Of the five Parent's Success titles, the top two in sales were The Parent's Success Guide to Baby Names and The Parent's Success Guide to Organizing, with The Parent's Success Guide to Managing a Household not far behind. "Interestingly, the two titles that were dead-on parenting [The Parent's Success Guide to Parenting and The Parent's Success Guide to Baby Planning ] did not meet the level of the other three," says Steele. She called that a "nice confirmation" of an effort by Wiley to try to "hook up" parenting with other categories, such as health and education.

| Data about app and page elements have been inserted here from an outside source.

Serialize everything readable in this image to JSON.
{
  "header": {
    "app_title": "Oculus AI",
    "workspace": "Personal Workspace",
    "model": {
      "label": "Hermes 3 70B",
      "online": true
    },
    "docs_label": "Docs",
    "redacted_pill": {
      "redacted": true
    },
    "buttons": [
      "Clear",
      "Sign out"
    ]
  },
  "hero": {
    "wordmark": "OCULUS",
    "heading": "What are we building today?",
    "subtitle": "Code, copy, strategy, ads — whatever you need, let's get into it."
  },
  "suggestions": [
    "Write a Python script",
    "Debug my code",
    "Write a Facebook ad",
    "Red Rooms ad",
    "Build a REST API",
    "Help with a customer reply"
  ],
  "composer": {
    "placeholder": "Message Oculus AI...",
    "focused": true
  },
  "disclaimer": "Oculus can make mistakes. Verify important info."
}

The launch of the Parent's Success series also gave Wiley an opportunity to examine the sales pattern at big-box stores, a lucrative but sometimes elusive outlet for publishers. The "in-and-out environment" in such stores, says Steele, calls for new material every time. She explains, "One of the big-box buyers told me that if their customers see the same thing for weeks and weeks, they won't be compelled to buy it because they think they can get it next time."

Despite innovative marketing, the question persists: How will this category compensate for its own overpopulation? What will it look like five years from now?

Perigee publisher John Duff says the trend toward seeking information from books shows no signs of abating: "Parents who started having babies a few years ago were the first generation that turned to books first rather than to their own parents. Maybe their parents ran off to Florida before they could talk to them."

"In 10 years we'll have gone through two or three cycles," says Da Capo's Cochran. "There once was 'Go ahead and smoke and drink,' then there was a backlash where you couldn't do that for 18 months and you played Mozart to the womb. In 10 years, we'll be back to 'breastfeeding is not essential and vaccinations aren't, either.' "

One thing's for certain: "Five years from now there will still be babies," conjectures Bantam Dell's Rappaport. "But beyond that it's tough to predict."

(For more on this topic, check out a web exclusive listing of forthcoming titles along with four sidebars on teen-related books and topics.)